Study objective: Experimental data suggest sleep deprivation may impair host immunity. We sought to assess the effect of poor sleep on pneumonia risk.
Design: Prospective, observational cohort study.
Participants: 56,953 female nurses (ages 37 to 57 years old) participating in the Nurses' Health Study II cohort free of cancer, cardiovascular disease, diabetes, and asthma with no prior history of pneumonia.
Measurements and results: At baseline, participants reported their average sleep duration and whether this quantity was adequate for them. Questionnaires ascertaining a new pneumonia diagnosis were mailed every 2 years. Cases required physician diagnosis and chest radiograph confirmation. Cox proportional hazards models were used to assess the relative risk for incident pneumonia over 4 years. Over 217,500 person-years, 977 cases of pneumonia were identified. Relative to 8-h sleepers, both short and long sleep durations were associated with elevated pneumonia risk. The age-adjusted relative risk for pneumonia was 1.70 (95% CI 1.30-2.23) in those sleeping ≤ 5 h and 1.49 (95% CI 1.12-1.98) in those sleeping ≥ 9 h. After adjusting for potential confounders, the relative risks were 1.39 (95% CI: 1.06-1.82) in those sleeping ≤ 5 h and 1.38 (95% CI 1.04-1.84) in those sleeping ≥ 9 h. Perceived inadequate sleep was also associated with pneumonia with a relative risk of 1.50 (95% CI 1.29-1.74) in multivariate models.
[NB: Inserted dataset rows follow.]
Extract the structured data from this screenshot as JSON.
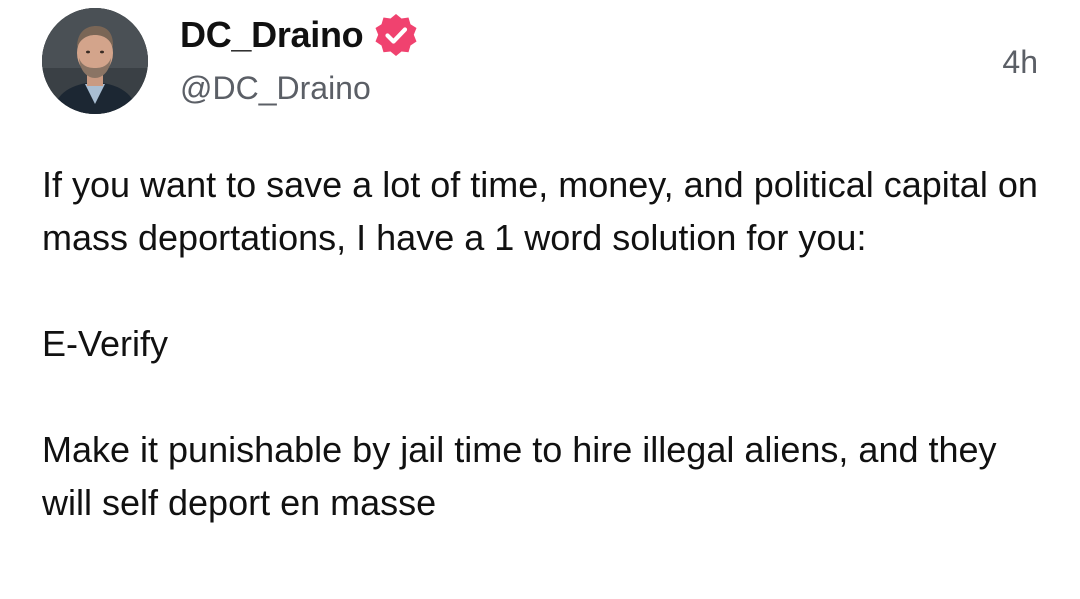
{
  "post": {
    "author": {
      "display_name": "DC_Draino",
      "handle": "@DC_Draino",
      "verified": true,
      "verified_badge_color": "#f0426f",
      "avatar_icon": "profile-photo"
    },
    "timestamp": "4h",
    "body": {
      "paragraph_1": "If you want to save a lot of time, money, and political capital on mass deportations, I have a 1 word solution for you:",
      "paragraph_2": "E-Verify",
      "paragraph_3": "Make it punishable by jail time to hire illegal aliens, and they will self deport en masse"
    }
  }
}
Conclusions: Both reduced and prolonged habitual sleep durations are associated with increased risk of pneumonia. Further research is needed to understand how sleep habits can influence immunity.
Keywords: Sleep; infection; pneumonia; sleep deprivation.